CUAHSI CyberSeminar: Snowmelt processes in forests: Apparent paradoxes and implications for advancing hydrologic understanding in complex terrain

Event Type: 
Webinars and Virtual Events
When: 
21 February 2014
Where: 
Online: 3:00PM EST

Presenter: Dr. Timothy E. Link - University of Idaho, Department of Forest, Rangeland, and Fire Sciences

Abstract:
In mountainous, forested environments, vegetation exerts a strong control on snowcover dynamics that in turn affect ecohydrological processes, streamflow regimes, and riparian health. Snowcover deposition and ablation patterns in forests are controlled by a complex combination of canopy interception processes coupled with radiative and turbulent heat flux dynamics related to topographic and canopy cover variations. Recent research has elucidated variations that can result in snowcover dynamics that run counter to conventional wisdom, but which are important for advancing the understanding of hydrological processes in complex terrain. In most seasonal snow environments, snowcover ablation dynamics in forests are dominated by net radiation. In discontinuous forests however, net radiation in forested areas may exceed radiation in open sites, whereas in other cases, net radiation may be less than in closed canopy forests. The low-radiation paradox most pronounced early in the winter, at high latitudes and on north-facing slopes due to low solar elevation angles relative to the ground. Physically-based simulations of snowpack dynamics indicate that desynchronization of snowmelt by approximately 3 weeks can occur between north and south facing discontinuous forests relative to continuous canopies, whereas timing differences are minimal between east and west facing slopes.
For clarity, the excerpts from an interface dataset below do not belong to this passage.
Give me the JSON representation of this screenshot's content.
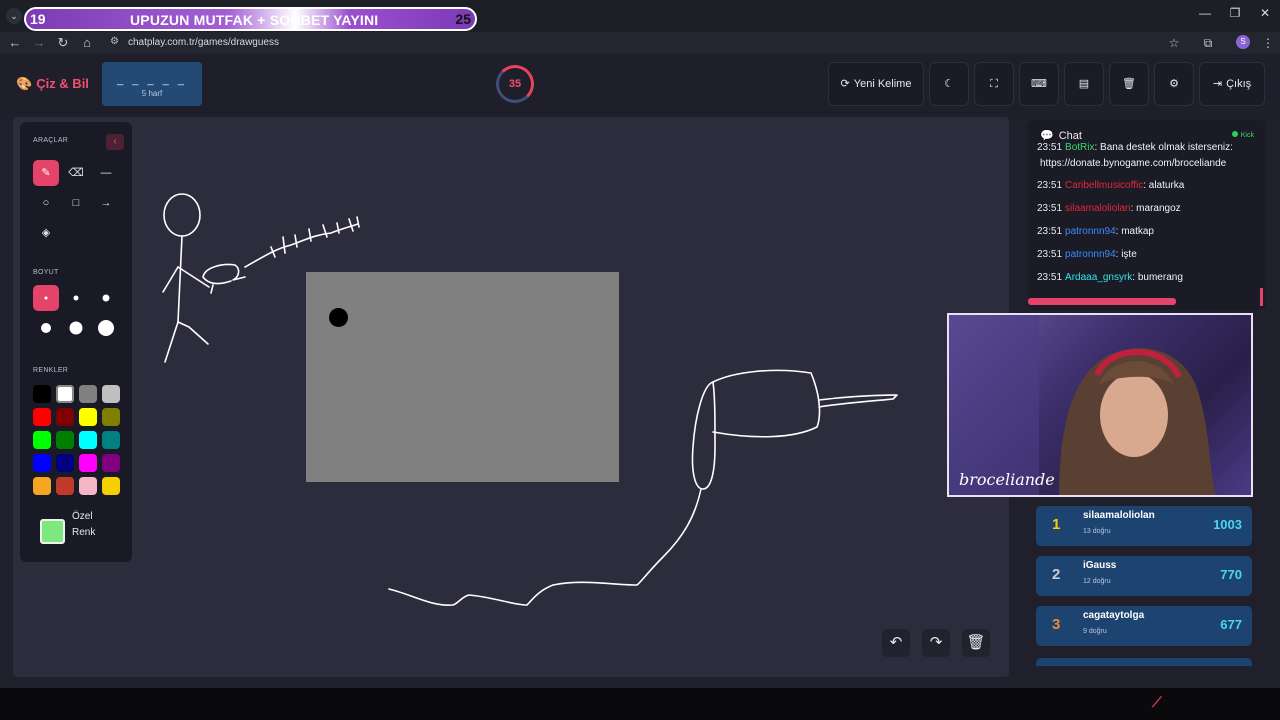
{
  "browser": {
    "stream_tab": {
      "left_number": "19",
      "title": "UPUZUN MUTFAK + SOHBET YAYINI",
      "right_number": "25"
    },
    "url": "chatplay.com.tr/games/drawguess",
    "profile_initial": "S"
  },
  "app": {
    "logo": "Çiz & Bil",
    "word": {
      "blanks": "_ _ _ _ _",
      "letters": "5 harf"
    },
    "timer": "35",
    "nav": {
      "new_word": "Yeni Kelime",
      "exit": "Çıkış"
    }
  },
  "tools": {
    "tools_title": "ARAÇLAR",
    "size_title": "BOYUT",
    "colors_title": "RENKLER",
    "custom_color_line1": "Özel",
    "custom_color_line2": "Renk",
    "custom_color_value": "#7ee87e",
    "swatches": [
      "#000000",
      "#ffffff",
      "#808080",
      "#c0c0c0",
      "#ff0000",
      "#800000",
      "#ffff00",
      "#808000",
      "#00ff00",
      "#008000",
      "#00ffff",
      "#008080",
      "#0000ff",
      "#000080",
      "#ff00ff",
      "#800080",
      "#f5a623",
      "#c0392b",
      "#f5b7c5",
      "#f5d000"
    ]
  },
  "chat": {
    "title": "Chat",
    "platform": "Kick",
    "messages": [
      {
        "time": "23:51",
        "user": "BotRix",
        "user_color": "#3cd66a",
        "text": ": Bana destek olmak isterseniz:"
      },
      {
        "time": "",
        "user": "",
        "user_color": "#ffffff",
        "text": "https://donate.bynogame.com/broceliande"
      },
      {
        "time": "23:51",
        "user": "Caribellmusicoffic",
        "user_color": "#e3273d",
        "text": ": alaturka"
      },
      {
        "time": "23:51",
        "user": "silaamaloliolan",
        "user_color": "#e3273d",
        "text": ": marangoz"
      },
      {
        "time": "23:51",
        "user": "patronnn94",
        "user_color": "#3d8bff",
        "text": ": matkap"
      },
      {
        "time": "23:51",
        "user": "patronnn94",
        "user_color": "#3d8bff",
        "text": ": işte"
      },
      {
        "time": "23:51",
        "user": "Ardaaa_gnsyrk",
        "user_color": "#2ee6e6",
        "text": ": bumerang"
      }
    ],
    "progress": 0.62
  },
  "webcam": {
    "label": "broceliande"
  },
  "leaderboard": [
    {
      "rank": "1",
      "rank_color": "#f5d000",
      "name": "silaamaloliolan",
      "correct": "13 doğru",
      "score": "1003"
    },
    {
      "rank": "2",
      "rank_color": "#c9ccd6",
      "name": "iGauss",
      "correct": "12 doğru",
      "score": "770"
    },
    {
      "rank": "3",
      "rank_color": "#e8893a",
      "name": "cagataytolga",
      "correct": "9 doğru",
      "score": "677"
    }
  ]
}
These results indicate that forest thinning may be used to reduce snowmelt rates and/or alter melt synchronicity, but that the exact configuration will be highly spatially variable. This evolving line of research holds important implications for a wide range of disciplines including water resources management, fire hazard risk reduction, vegetation regeneration, forest entomology, soil processes and winter recreation.